Problem:
The required output is a copy of each line in the material below that includes "instructor".

Records provided:

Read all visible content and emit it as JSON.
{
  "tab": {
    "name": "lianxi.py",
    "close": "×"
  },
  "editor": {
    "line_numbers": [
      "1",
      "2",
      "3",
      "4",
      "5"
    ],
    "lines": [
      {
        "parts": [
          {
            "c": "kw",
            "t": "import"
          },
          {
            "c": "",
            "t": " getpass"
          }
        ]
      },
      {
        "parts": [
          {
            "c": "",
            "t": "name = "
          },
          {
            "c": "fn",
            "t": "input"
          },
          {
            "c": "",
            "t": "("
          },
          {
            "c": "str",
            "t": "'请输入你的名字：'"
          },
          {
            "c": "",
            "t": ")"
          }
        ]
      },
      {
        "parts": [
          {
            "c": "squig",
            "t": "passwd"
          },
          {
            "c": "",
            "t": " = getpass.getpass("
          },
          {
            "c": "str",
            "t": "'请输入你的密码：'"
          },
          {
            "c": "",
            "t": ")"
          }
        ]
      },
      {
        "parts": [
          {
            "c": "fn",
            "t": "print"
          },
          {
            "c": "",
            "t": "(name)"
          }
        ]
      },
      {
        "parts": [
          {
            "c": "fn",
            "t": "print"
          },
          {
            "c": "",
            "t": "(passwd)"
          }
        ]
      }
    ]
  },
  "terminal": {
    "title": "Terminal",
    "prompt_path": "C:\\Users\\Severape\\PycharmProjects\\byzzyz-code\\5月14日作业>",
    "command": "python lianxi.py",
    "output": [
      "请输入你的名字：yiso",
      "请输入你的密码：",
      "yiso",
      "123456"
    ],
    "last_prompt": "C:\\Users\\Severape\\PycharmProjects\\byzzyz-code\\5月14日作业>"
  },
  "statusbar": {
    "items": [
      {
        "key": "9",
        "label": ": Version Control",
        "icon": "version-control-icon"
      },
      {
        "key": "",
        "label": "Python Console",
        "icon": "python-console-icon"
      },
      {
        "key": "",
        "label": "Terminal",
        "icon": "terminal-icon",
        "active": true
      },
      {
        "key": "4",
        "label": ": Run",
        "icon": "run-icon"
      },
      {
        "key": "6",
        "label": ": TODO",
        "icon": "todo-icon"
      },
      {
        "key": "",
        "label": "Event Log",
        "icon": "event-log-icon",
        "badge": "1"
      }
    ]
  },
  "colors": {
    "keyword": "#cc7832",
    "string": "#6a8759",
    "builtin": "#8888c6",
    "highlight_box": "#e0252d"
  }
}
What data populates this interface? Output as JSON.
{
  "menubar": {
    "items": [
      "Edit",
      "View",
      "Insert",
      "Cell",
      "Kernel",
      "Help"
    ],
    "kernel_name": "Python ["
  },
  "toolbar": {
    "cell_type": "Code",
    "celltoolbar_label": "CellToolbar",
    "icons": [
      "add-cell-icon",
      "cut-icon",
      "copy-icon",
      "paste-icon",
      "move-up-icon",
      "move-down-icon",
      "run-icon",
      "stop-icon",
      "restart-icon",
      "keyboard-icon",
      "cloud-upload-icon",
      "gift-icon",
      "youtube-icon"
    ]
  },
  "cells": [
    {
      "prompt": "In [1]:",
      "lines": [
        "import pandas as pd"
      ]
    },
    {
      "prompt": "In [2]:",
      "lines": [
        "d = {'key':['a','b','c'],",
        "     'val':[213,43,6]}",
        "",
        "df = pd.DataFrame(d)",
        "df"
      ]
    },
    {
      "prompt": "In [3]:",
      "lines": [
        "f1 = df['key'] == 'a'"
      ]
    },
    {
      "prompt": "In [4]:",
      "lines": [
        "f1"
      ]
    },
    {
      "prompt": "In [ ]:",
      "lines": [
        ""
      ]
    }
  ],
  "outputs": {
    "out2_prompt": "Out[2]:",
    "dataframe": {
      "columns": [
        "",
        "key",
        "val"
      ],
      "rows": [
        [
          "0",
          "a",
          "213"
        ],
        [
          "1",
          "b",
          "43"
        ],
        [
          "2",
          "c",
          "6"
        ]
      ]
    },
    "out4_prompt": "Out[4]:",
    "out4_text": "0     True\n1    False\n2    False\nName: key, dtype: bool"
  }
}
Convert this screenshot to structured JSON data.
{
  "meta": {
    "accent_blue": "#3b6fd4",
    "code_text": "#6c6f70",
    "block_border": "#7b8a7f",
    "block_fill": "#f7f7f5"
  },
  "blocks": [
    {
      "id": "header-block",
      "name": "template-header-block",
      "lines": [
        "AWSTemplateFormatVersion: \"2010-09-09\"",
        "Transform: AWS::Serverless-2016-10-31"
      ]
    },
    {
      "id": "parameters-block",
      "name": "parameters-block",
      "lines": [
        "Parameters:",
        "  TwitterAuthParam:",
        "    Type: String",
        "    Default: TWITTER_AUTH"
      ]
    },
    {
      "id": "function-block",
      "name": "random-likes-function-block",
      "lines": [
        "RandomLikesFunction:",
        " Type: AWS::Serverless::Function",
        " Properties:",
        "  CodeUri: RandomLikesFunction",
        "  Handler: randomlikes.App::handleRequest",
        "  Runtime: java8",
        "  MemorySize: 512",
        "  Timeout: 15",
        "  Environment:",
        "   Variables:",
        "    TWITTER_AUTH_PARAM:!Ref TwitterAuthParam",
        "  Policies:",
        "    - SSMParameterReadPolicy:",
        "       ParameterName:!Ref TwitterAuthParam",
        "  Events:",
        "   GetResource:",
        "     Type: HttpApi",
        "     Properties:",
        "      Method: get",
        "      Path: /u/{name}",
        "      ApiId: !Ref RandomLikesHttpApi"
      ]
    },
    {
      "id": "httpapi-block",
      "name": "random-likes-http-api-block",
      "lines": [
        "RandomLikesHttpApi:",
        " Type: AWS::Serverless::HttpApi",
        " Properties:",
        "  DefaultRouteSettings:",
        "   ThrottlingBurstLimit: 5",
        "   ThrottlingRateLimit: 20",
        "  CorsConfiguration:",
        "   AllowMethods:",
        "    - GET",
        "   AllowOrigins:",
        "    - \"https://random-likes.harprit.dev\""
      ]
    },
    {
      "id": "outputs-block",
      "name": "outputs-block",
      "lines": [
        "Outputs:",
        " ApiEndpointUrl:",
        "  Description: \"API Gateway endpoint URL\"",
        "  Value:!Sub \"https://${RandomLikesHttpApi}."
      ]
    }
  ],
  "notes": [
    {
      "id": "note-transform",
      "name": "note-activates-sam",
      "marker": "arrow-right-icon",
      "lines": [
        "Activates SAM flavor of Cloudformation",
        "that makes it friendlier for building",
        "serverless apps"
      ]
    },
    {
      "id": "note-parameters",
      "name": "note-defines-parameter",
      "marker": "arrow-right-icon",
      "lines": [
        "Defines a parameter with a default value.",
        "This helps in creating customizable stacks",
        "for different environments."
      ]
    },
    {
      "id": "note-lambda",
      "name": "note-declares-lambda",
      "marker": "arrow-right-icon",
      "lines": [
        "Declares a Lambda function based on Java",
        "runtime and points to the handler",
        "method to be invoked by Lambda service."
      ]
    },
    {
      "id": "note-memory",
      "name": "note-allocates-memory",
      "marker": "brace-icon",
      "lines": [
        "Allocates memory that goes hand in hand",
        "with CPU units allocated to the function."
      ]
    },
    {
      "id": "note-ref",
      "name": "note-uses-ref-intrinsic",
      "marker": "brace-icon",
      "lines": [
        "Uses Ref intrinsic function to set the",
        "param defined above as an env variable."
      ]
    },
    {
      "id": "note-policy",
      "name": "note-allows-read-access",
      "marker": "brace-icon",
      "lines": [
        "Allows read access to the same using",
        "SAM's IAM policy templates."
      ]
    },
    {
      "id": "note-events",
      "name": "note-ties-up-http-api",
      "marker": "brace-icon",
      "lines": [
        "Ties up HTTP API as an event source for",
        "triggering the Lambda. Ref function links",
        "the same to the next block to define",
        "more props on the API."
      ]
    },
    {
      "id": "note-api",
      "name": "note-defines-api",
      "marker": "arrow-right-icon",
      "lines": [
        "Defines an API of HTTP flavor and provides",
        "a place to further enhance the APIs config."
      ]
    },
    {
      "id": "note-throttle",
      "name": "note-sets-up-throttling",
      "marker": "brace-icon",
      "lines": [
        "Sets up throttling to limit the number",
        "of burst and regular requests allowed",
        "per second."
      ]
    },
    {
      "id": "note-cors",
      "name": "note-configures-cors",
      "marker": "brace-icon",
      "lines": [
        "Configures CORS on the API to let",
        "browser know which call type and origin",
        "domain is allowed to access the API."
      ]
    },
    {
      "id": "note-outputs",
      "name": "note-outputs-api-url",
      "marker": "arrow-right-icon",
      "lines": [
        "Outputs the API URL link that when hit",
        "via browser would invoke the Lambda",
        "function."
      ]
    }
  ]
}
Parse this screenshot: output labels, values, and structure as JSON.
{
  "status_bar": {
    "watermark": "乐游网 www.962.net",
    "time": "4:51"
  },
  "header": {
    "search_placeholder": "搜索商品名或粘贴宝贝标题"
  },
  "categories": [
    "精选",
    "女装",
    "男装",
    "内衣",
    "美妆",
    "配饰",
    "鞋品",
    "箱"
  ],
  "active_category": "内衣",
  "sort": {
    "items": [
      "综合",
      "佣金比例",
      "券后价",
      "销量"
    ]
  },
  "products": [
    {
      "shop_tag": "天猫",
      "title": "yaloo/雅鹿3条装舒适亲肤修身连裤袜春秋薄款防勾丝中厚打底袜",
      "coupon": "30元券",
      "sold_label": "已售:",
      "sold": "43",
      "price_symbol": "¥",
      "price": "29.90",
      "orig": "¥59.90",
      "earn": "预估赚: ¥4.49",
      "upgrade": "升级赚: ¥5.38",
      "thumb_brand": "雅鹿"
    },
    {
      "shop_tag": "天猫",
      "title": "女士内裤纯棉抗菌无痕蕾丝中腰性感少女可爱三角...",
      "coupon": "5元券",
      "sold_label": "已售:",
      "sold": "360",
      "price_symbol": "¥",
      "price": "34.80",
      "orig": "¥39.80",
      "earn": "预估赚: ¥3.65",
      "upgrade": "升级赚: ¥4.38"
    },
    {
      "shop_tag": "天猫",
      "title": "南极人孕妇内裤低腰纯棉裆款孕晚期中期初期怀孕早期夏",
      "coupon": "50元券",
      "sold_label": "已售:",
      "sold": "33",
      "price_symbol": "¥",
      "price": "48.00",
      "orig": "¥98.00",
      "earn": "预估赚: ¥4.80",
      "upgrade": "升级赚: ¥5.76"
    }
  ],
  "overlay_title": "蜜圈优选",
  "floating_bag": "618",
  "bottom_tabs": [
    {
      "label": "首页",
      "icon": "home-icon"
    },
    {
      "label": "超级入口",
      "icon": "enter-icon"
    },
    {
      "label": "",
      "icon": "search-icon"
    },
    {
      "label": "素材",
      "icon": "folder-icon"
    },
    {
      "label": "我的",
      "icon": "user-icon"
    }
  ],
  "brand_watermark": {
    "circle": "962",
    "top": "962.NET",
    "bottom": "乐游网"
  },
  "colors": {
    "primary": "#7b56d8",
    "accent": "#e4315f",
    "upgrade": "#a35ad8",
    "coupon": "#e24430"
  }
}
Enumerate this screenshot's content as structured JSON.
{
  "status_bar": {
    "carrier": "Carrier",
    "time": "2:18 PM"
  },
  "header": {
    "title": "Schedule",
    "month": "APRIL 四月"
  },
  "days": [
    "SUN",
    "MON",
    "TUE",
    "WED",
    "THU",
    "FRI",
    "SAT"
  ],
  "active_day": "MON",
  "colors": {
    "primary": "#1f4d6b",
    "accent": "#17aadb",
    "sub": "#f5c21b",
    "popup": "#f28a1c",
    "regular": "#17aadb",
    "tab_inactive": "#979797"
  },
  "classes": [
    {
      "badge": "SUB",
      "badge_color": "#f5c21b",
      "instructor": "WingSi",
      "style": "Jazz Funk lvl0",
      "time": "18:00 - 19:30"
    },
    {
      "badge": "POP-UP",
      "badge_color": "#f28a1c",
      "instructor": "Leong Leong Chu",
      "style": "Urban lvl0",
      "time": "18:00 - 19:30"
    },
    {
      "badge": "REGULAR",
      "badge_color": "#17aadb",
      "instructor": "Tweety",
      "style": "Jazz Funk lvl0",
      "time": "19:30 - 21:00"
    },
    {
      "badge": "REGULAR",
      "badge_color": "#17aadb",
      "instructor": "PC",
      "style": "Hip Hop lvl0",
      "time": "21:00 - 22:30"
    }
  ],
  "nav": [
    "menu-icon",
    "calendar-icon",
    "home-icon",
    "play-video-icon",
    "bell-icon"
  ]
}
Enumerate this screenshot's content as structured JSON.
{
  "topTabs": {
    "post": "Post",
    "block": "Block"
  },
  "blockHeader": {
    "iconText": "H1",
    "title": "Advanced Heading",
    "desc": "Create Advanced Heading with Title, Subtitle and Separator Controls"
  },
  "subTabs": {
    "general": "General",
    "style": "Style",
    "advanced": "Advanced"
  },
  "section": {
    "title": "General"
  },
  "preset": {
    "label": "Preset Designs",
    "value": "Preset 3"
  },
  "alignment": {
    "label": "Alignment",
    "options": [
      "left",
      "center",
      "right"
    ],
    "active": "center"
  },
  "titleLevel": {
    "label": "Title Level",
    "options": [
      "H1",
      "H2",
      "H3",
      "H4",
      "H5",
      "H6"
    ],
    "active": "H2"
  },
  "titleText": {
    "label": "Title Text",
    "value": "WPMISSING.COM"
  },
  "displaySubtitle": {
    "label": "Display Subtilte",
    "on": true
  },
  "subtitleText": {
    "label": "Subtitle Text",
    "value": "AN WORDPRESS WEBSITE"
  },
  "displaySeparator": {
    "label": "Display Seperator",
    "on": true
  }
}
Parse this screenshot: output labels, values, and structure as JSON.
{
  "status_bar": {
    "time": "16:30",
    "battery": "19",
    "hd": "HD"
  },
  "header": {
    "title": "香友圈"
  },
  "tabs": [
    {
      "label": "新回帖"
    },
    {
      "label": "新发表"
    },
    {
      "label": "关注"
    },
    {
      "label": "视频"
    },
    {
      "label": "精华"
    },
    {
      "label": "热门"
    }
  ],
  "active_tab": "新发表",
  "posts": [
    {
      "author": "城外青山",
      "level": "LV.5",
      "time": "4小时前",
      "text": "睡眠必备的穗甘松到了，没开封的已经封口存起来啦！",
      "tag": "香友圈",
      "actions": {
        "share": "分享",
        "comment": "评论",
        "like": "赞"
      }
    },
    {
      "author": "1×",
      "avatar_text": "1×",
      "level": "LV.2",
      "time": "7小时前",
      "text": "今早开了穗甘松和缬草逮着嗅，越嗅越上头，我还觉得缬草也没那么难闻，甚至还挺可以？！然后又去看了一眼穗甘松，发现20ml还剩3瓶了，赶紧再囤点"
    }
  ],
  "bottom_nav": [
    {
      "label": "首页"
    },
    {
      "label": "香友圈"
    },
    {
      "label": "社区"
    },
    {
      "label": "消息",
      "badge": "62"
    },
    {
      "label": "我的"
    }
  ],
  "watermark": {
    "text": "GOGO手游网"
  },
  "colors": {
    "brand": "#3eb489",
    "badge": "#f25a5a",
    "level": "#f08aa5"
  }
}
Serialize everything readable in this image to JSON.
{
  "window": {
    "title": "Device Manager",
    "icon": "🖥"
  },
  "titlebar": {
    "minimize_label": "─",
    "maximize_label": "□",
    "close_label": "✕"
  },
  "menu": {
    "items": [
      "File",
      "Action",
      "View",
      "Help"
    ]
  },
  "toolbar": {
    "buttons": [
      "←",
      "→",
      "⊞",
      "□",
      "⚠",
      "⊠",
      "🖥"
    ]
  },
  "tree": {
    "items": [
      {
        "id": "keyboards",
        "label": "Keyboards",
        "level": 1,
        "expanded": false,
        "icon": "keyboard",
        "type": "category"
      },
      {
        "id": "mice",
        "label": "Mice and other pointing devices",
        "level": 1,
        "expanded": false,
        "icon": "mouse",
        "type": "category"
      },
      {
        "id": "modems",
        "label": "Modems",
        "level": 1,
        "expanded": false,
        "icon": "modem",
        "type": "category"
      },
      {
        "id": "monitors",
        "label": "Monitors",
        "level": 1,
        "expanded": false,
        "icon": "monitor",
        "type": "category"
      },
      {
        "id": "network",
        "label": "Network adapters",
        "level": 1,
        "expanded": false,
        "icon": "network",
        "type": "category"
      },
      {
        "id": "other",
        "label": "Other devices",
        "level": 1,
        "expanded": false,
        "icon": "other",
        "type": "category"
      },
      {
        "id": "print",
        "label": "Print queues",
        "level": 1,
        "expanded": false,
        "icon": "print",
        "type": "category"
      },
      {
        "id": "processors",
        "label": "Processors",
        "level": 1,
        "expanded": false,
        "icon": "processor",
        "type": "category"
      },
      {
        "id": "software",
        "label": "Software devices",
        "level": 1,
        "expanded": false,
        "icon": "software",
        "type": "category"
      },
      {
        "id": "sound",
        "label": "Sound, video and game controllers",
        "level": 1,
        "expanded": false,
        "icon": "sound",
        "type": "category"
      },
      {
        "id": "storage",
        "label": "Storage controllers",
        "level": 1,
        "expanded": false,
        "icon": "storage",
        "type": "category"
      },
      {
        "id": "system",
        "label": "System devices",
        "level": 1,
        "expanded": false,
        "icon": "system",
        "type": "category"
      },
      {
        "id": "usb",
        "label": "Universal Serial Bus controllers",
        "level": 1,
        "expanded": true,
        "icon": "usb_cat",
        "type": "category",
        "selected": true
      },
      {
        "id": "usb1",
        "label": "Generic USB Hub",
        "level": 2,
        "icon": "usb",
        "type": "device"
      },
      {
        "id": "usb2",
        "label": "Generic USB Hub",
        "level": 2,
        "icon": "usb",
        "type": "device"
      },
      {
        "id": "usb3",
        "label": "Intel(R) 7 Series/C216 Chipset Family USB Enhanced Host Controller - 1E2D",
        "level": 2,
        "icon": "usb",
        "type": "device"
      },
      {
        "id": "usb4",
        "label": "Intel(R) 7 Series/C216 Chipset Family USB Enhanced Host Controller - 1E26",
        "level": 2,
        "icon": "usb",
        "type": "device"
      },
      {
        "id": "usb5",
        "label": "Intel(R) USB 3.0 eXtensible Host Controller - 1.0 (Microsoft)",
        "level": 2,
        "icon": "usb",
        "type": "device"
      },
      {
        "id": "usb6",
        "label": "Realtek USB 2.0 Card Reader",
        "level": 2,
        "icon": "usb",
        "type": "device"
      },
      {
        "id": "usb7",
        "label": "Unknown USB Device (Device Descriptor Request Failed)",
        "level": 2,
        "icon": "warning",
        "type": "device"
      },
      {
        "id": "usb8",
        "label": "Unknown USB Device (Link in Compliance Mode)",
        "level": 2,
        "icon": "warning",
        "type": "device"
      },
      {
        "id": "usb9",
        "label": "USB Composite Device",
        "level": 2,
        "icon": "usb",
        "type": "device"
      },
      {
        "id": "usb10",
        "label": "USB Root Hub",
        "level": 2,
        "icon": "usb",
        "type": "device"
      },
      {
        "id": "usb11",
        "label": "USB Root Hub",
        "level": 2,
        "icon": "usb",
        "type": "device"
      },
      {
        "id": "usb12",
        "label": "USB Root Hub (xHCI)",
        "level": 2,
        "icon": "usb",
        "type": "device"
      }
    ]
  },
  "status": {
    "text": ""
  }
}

Answer to this problem:
      "instructor": "WingSi",
      "instructor": "Leong Leong Chu",
      "instructor": "Tweety",
      "instructor": "PC",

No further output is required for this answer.